WORK ORDER – Return each entry below exactly. Skip the images.

#### RECORD EXCERPTS

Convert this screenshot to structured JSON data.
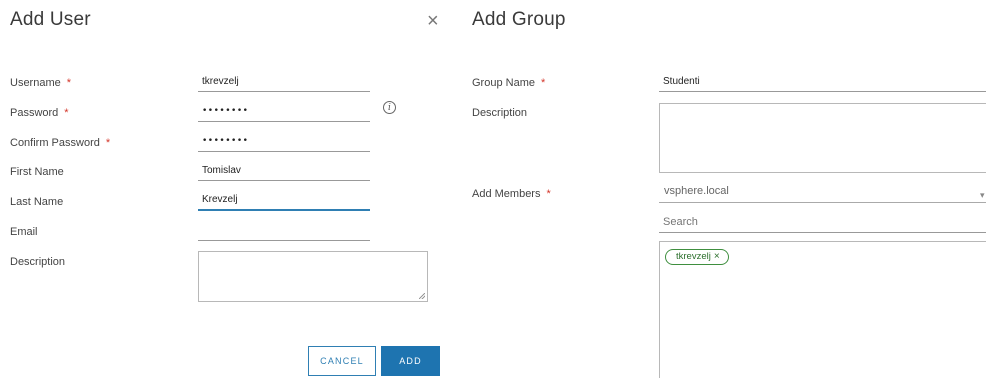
{
  "add_user": {
    "title": "Add User",
    "close_glyph": "×",
    "fields": {
      "username": {
        "label": "Username",
        "required": true,
        "value": "tkrevzelj"
      },
      "password": {
        "label": "Password",
        "required": true,
        "value": "••••••••"
      },
      "confirm_password": {
        "label": "Confirm Password",
        "required": true,
        "value": "••••••••"
      },
      "first_name": {
        "label": "First Name",
        "value": "Tomislav"
      },
      "last_name": {
        "label": "Last Name",
        "value": "Krevzelj"
      },
      "email": {
        "label": "Email",
        "value": ""
      },
      "description": {
        "label": "Description",
        "value": ""
      }
    },
    "required_mark": "*",
    "info_glyph": "i",
    "cancel_label": "CANCEL",
    "add_label": "ADD"
  },
  "add_group": {
    "title": "Add Group",
    "fields": {
      "group_name": {
        "label": "Group Name",
        "required": true,
        "value": "Studenti"
      },
      "description": {
        "label": "Description",
        "value": ""
      },
      "add_members": {
        "label": "Add Members",
        "required": true,
        "domain": "vsphere.local"
      }
    },
    "search_placeholder": "Search",
    "members": [
      {
        "name": "tkrevzelj",
        "remove_glyph": "×"
      }
    ]
  },
  "colors": {
    "accent": "#1e74b0",
    "required": "#d4362a",
    "chip_border": "#3f8f3f"
  },
  "icons": {
    "close": "close-icon",
    "info": "info-icon",
    "chevron": "chevron-down-icon",
    "resize": "resize-grip-icon"
  }
}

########

FINAL ANSWER –
Convert this screenshot to structured JSON data.
{
  "add_user": {
    "title": "Add User",
    "close_glyph": "×",
    "fields": {
      "username": {
        "label": "Username",
        "required": true,
        "value": "tkrevzelj"
      },
      "password": {
        "label": "Password",
        "required": true,
        "value": "••••••••"
      },
      "confirm_password": {
        "label": "Confirm Password",
        "required": true,
        "value": "••••••••"
      },
      "first_name": {
        "label": "First Name",
        "value": "Tomislav"
      },
      "last_name": {
        "label": "Last Name",
        "value": "Krevzelj"
      },
      "email": {
        "label": "Email",
        "value": ""
      },
      "description": {
        "label": "Description",
        "value": ""
      }
    },
    "required_mark": "*",
    "info_glyph": "i",
    "cancel_label": "CANCEL",
    "add_label": "ADD"
  },
  "add_group": {
    "title": "Add Group",
    "fields": {
      "group_name": {
        "label": "Group Name",
        "required": true,
        "value": "Studenti"
      },
      "description": {
        "label": "Description",
        "value": ""
      },
      "add_members": {
        "label": "Add Members",
        "required": true,
        "domain": "vsphere.local"
      }
    },
    "search_placeholder": "Search",
    "members": [
      {
        "name": "tkrevzelj",
        "remove_glyph": "×"
      }
    ]
  },
  "colors": {
    "accent": "#1e74b0",
    "required": "#d4362a",
    "chip_border": "#3f8f3f"
  },
  "icons": {
    "close": "close-icon",
    "info": "info-icon",
    "chevron": "chevron-down-icon",
    "resize": "resize-grip-icon"
  }
}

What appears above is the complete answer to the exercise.